“That means you must wear your harness, and be sure it’s connected to the tree, at all times you’re in the stand, as well as when you’re getting into and out of the stand, or climbing or descending trees,” explained Meagan Thorpe, Game Commission hunter-education chief.
A hunter using a climbing stand should tie-in the safety rope or strap that pairs with the harness before beginning to climb.
Most safety ropes and straps have a sewn or knotted loop on one end, and the opposite end can be wrapped around the tree and through the loop, then cinched tightly.
There’s often a separate loop, many times a carabiner loop held by a prussic knot, onto which to clip your safety harness. You should consult the manufacturer’s instructions to ensure proper installation.
You’ll want to move the safety rope or strap up the tree first, then tighten it, each time before moving the platform up the tree.
If the rope is at or slightly above eye-level as you stand on the platform, you should have plenty of room to raise the platform to a higher standing position before moving the rope up the tree again before climbing.
“Make sure you have proper contact with the stand and tree every time you move,” emphasized Thorpe.
It takes only a little longer to climb with a rope, and if the stand fails due to breakage or a pin pulling out of the climbing band, or if a fall occurs because slippage or loss of balance, the harness and rope will prevent falling to the ground.
With pre-installed hang-on stands – and especially ladder stands – the most-practical way to stay connected to the tree is through a safety line, commonly referred to by the brand name Lifeline, that hangs to the ground from above the platform.
Because the safety line is installed above the platform, the tree must be climbed first, but other safety ropes or straps can be used along with your harness.
When installing a safety line at a hang-on stand, a linemen’s style belt can be worn while ascending the tree.
A linemen’s belt might not be an option for many ladder stands, but a separate ladder and linemen’s belt could be used to install the safety line before the ladder stand is installed.
When using a ladder stand, climbing stick or tree steps, make sure to maintain three points of contact (two hands and one foot, or two feet and one hand) with each step.
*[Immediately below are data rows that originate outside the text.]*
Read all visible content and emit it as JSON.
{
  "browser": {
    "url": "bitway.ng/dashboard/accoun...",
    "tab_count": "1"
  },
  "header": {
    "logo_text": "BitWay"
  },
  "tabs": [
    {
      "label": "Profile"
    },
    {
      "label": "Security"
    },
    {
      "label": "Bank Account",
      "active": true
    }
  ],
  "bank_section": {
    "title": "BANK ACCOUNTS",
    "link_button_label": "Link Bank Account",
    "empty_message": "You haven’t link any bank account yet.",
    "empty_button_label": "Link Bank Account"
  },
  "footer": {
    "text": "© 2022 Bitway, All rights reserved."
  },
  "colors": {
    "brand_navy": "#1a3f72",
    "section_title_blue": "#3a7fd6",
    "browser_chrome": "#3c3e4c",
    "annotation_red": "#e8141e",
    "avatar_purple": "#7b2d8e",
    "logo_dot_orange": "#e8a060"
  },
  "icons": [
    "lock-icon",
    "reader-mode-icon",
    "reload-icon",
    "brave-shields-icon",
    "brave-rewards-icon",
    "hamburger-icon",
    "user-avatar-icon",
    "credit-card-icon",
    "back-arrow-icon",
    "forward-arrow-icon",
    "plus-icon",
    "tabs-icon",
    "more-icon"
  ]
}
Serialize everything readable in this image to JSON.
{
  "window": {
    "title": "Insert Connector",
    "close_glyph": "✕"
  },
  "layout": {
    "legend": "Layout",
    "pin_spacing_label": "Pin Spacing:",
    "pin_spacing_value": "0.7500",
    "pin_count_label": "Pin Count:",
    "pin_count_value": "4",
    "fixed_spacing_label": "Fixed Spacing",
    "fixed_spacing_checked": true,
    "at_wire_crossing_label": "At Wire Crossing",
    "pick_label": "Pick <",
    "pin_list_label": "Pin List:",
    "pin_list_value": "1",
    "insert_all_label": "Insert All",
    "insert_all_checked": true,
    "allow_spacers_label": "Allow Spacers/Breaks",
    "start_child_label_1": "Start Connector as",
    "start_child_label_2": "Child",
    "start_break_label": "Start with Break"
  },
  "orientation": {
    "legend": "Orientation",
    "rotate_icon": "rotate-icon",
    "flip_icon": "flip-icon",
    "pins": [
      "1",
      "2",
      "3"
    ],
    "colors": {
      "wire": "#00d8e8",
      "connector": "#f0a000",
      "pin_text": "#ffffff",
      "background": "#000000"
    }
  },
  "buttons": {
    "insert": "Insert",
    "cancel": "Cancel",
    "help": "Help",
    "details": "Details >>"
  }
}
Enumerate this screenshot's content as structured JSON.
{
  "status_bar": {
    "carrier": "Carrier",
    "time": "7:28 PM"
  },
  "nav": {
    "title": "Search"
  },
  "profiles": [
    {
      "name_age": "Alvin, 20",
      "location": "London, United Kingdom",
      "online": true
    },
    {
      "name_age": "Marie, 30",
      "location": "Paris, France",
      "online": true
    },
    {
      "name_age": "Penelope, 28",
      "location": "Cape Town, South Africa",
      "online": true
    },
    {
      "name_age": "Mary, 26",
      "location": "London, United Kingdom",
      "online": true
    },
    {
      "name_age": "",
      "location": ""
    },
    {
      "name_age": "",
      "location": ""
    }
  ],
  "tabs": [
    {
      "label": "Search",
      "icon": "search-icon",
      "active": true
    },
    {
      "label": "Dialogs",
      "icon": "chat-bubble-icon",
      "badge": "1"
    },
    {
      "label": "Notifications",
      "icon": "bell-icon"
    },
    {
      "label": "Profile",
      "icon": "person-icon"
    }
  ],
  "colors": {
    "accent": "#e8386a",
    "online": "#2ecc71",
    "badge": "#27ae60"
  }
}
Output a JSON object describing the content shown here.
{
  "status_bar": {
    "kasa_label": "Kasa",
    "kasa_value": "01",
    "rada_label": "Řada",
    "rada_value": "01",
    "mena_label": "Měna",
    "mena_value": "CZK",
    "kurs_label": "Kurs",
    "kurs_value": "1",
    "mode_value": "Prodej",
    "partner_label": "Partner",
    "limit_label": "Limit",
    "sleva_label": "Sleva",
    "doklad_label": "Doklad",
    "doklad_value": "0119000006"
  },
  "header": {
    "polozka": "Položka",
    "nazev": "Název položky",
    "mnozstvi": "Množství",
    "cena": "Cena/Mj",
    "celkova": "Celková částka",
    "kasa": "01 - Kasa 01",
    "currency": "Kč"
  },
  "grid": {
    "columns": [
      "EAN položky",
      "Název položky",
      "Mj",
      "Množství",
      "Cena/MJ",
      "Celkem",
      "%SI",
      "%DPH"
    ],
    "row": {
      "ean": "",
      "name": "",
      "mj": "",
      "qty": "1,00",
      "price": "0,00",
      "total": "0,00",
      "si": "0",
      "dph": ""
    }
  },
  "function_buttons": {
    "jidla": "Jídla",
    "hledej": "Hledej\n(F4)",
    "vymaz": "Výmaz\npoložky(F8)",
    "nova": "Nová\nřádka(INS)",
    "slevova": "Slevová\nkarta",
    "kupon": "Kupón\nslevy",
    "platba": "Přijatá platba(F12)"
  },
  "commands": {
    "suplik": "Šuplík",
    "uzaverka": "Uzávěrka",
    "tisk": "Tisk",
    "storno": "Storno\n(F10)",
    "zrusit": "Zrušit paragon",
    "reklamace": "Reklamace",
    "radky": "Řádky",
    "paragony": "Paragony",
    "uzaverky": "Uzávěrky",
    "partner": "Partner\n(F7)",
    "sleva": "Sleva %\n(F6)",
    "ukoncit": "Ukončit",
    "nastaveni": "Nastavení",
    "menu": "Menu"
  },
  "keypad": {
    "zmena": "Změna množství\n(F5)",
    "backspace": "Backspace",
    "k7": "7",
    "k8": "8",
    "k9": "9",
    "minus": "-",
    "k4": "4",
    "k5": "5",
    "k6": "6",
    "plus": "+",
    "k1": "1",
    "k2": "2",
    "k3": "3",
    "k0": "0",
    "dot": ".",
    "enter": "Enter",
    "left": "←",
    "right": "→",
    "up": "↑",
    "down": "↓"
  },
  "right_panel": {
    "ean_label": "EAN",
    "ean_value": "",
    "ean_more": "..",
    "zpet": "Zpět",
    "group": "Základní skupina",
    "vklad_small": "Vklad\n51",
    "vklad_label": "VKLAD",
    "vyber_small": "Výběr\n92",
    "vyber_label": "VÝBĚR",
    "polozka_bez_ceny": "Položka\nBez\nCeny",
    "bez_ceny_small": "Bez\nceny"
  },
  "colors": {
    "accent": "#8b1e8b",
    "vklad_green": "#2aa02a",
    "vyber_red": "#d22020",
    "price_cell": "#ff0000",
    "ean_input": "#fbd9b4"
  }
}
The important points are to always take your time and be safe when using stands. Always put on your safety harness while you’re still on the ground, and keep it connected to the tree at all times until you’re back on the ground.